In this study, we investigated the association between BIA variables and pulmonary function indices, assuming that body composition analysis can be related to pulmonary function indices. Body composition analysis is associated with many known diseases such as cardiovascular diseases, diabetes, cancer, osteoporosis, osteoarthritis as well as body composition with obstructive pulmonary disease (24).
In previous studies, the association between anthropometric indices and dimensions with pulmonary function indices had been investigated (13). In the present study, it was observed that the correlation coefficient between BIA measures and pulmonary function indices was relatively higher than anthropometric indices and dimension ratio correlation coefficient with pulmonary function indices. The only anthropometric index that correlates to or better than BIA indices with the pulmonary function was height. The best BIA indicators in correlation with pulmonary function are Bone mass, FFM, TBW, ECW, and ICW.
On the other hand, one of the variables that traditionally predicts lung function is the age variable. Pulmonary function decreases with age (30). One of the common predictors of pulmonary function in various studies is the age, which was also used as a predictor of pulmonary function in this study.
In previous studies, it was observed that pulmonary function indices such as FVC, FEV1, and FEF25-75 were significantly different in the three groups of underweight, normal, and overweight. Body fat percentage has a higher correlation coefficient with lung function than BMI. In a study, pulmonary function and body composition indices in male and female athletes were found to have a significant correlation between pulmonary function and body fat percentage, muscle mass, FFM, trunk muscle mass, trunk fat mass, and wrist and hip circumference. In another study, age, sex, body weight, BMI, fat percentage, FFM, WHR were significantly associated with lung function, but their R2 was not high enough to interpret it (31).
In the present study, no correlation was observed between BMI and pulmonary function. This may be due to the essential role of the weight component in BMI. Body mass index does not differentiate between FM and FFM (13).
In the present study, the FFM index was suggested as a strong correlation coefficient with pulmonary function. In a study that looked at the incidence of adolescents with cystic fibrosis, the Lean Body Mass Index, or Fat-Free Mass, was found to be strongly correlated with lung function relative to BMI (32). Similar results were observed in the present study.
One of the most important factors in reducing pulmonary function is obesity, especially since the increase in adipose tissue in the abdominal and chest areas can lead to limited chest dilation (13). Obese people experience a vicious cycle due to reduced mobility and a sedentary lifestyle, resulting in increased mortality rate (33). Abdominal obesity as a major component in the development of metabolic syndrome causes mechanical impairment of pulmonary function in middle-aged adults (34). Accumulation of visceral fat with insulin resistance and impaired glucose tolerance, high blood pressure, impaired lipid metabolism such as metabolic syndrome, and arteriosclerosis are involved (35).
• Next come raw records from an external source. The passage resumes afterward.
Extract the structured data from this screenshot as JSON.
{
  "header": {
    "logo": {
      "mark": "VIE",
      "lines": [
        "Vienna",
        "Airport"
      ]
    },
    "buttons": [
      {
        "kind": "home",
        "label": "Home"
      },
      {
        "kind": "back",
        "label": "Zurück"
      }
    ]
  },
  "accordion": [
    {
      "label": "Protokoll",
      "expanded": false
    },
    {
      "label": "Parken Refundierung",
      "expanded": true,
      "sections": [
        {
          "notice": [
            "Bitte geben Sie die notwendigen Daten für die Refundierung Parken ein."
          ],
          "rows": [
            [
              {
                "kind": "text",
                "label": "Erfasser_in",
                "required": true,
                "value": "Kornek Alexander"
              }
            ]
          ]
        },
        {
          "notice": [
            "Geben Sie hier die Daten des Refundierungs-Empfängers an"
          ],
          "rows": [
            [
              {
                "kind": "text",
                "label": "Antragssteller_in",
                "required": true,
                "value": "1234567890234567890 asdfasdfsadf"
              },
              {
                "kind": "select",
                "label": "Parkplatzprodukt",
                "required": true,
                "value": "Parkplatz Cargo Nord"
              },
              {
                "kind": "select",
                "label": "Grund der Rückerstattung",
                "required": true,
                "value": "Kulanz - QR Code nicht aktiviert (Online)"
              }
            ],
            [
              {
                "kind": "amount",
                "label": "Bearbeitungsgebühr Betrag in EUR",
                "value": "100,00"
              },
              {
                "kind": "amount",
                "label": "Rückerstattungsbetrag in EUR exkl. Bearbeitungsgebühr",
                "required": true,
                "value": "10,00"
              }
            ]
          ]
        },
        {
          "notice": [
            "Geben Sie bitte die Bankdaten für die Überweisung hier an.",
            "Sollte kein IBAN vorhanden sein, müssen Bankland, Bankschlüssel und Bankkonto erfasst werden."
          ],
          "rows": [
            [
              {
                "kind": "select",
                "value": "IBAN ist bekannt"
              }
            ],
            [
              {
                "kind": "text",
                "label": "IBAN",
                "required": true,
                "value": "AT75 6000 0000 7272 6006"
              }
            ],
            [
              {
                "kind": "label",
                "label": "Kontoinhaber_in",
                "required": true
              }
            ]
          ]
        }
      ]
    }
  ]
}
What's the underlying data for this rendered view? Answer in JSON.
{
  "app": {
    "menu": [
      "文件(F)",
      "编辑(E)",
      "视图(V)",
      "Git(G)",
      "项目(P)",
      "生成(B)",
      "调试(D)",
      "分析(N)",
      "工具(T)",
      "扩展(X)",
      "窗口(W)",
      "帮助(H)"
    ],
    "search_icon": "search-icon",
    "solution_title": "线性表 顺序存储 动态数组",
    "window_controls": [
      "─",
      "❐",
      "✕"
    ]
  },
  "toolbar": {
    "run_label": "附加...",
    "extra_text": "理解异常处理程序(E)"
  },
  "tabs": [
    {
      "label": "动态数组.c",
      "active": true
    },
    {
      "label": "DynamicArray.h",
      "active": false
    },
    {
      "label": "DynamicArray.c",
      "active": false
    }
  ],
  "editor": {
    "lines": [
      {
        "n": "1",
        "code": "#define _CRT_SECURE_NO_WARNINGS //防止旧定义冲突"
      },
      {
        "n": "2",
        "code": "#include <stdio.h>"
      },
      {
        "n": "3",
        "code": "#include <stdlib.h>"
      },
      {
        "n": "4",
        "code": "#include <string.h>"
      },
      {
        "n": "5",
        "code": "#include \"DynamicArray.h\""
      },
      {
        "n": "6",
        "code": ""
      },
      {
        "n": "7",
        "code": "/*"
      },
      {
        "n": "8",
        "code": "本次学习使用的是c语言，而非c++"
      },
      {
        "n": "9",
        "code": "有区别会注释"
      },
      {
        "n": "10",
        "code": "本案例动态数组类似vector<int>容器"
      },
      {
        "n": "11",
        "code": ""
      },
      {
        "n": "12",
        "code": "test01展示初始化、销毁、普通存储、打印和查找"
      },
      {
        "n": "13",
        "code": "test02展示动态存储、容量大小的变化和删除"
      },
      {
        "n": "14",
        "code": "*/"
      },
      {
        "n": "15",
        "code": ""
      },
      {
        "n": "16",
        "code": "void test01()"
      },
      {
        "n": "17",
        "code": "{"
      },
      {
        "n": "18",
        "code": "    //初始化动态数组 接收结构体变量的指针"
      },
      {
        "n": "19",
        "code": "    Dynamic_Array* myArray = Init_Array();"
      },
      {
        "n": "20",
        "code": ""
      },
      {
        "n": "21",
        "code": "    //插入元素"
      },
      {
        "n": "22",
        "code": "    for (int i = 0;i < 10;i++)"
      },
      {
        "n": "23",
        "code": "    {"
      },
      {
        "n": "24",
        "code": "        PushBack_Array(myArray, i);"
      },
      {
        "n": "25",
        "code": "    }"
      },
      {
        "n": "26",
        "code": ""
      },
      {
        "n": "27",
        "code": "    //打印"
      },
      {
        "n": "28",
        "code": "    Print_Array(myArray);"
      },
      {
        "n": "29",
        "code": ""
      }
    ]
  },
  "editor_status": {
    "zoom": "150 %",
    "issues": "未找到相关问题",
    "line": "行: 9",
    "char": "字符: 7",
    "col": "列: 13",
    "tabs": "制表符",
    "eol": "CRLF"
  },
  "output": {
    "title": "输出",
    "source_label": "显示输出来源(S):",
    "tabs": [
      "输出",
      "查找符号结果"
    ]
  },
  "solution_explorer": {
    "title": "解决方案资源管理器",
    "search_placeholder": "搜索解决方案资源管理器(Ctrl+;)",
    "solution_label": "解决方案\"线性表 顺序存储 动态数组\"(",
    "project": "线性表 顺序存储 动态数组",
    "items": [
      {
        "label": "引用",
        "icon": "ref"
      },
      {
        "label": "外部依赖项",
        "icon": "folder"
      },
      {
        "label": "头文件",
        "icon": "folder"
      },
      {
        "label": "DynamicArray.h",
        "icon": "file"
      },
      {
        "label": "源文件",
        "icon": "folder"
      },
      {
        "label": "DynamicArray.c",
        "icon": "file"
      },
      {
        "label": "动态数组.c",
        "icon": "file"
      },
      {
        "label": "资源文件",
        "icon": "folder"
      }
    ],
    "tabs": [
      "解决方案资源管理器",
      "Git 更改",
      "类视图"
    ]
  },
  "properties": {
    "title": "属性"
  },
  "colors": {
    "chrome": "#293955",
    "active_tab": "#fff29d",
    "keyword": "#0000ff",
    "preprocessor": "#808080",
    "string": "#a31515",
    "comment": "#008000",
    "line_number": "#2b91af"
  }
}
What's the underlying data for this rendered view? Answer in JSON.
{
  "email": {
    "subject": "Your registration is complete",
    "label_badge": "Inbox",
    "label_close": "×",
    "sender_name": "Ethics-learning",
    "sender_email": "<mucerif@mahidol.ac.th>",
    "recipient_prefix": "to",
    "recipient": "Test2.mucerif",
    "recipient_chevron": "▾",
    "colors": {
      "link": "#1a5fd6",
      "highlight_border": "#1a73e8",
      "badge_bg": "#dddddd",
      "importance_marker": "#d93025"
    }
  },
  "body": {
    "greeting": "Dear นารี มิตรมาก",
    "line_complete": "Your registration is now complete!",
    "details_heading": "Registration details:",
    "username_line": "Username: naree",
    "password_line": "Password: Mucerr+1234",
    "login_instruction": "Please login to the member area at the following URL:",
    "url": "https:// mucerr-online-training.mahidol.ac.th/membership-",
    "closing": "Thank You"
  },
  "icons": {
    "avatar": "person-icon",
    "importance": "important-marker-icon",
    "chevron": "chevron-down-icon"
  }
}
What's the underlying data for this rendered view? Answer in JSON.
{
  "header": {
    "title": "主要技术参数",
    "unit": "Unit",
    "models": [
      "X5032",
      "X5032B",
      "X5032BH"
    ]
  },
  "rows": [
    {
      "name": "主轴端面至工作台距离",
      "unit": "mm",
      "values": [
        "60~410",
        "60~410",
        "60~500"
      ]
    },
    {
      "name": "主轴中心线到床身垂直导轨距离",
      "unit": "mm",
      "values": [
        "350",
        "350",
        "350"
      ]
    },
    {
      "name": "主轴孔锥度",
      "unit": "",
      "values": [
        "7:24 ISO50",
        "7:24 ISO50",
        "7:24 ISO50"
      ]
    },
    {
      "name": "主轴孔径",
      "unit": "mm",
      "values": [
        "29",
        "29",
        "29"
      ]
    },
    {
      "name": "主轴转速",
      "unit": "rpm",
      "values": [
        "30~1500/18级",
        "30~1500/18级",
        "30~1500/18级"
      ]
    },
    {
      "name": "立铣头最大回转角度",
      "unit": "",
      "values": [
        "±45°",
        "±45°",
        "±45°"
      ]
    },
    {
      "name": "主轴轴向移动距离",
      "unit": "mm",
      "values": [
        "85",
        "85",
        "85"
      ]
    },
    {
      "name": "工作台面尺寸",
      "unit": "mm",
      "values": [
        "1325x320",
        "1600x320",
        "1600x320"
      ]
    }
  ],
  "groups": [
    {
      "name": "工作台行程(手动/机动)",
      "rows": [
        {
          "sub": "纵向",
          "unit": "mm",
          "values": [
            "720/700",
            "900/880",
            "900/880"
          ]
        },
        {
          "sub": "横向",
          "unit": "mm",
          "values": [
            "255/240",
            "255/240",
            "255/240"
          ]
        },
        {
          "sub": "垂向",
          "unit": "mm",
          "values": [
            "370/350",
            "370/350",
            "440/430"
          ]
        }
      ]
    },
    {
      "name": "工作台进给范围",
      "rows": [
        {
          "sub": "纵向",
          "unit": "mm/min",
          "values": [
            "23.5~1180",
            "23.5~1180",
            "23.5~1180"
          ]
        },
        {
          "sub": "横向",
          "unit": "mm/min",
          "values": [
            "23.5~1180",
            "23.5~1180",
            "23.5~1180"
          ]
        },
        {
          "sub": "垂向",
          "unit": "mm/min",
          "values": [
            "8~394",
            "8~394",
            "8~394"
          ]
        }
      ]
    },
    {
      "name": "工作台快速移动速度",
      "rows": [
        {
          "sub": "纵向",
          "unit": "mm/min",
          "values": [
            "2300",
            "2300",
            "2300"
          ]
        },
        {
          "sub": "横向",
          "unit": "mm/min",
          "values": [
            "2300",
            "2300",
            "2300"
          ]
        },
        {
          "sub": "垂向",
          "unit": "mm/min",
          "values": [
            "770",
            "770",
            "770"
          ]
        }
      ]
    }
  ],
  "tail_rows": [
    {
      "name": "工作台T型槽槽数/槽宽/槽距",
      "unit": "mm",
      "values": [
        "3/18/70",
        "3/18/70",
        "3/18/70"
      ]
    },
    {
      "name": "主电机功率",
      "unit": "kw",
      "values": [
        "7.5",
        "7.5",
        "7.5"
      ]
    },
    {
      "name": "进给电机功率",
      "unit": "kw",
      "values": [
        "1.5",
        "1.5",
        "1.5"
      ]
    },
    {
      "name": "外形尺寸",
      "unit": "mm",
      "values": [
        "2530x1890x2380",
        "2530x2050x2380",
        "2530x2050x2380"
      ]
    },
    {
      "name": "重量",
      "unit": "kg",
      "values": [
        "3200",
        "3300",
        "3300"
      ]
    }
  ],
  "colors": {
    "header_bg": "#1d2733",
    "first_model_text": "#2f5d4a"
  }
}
Also, one of the findings of the present study was the inverse and significant relationship between visceral fat and pulmonary function. Previous studies have shown that airway inflammation is more likely to occur in people with a higher body fat percentage (36).
In previous studies, one of the indicators that had an association with the pulmonary function was waist circumference., In the present study in the presence of other anthropometric indicators, demographic information and BIA, and in the presence of all mentioned indicators, age, sex, height, visceral fat, and FFM, waist circumference had a statistical association with FEV1 that, in the FVC index in addition to the mentioned factors, ICW is also considered as a predictor.
In different spirometry devices and based on several studies that have been done to predict the normal range of spirometry, four components are used: age, sex, race, and height. It is expected that weight is also a predictor of the normal spirometry range. However, various studies show that weight is not a predictor of the normal range of pulmonary function in spirometry.
Based on the regression results of the present study, we observed an interesting result. The total body weight is composed of two components: Fat weight and Fat-Free Mass (weight of other lean components). In regression analysis, it was observed that FFM has a direct association with FEV1 and FVC. The visceral fat mass has an inverse association with both indicators of pulmonary function.
Since Visceral fat can be considered as a representative of a large part of body fat, it can be concluded that the result of FFM and body fat, which are considered as total body weight, counteract the effect of each other and therefore weight. It is not included in various studies as a predictor of normal lung function.
On the other hand, obtaining FFM, Visceral fat by direct weight measurement method is fairly expensive and not available to everyone, so it is possible to estimate FFM or visceral fat by measuring some dimensions and enter this predictor into the lung function normal range estimates formula.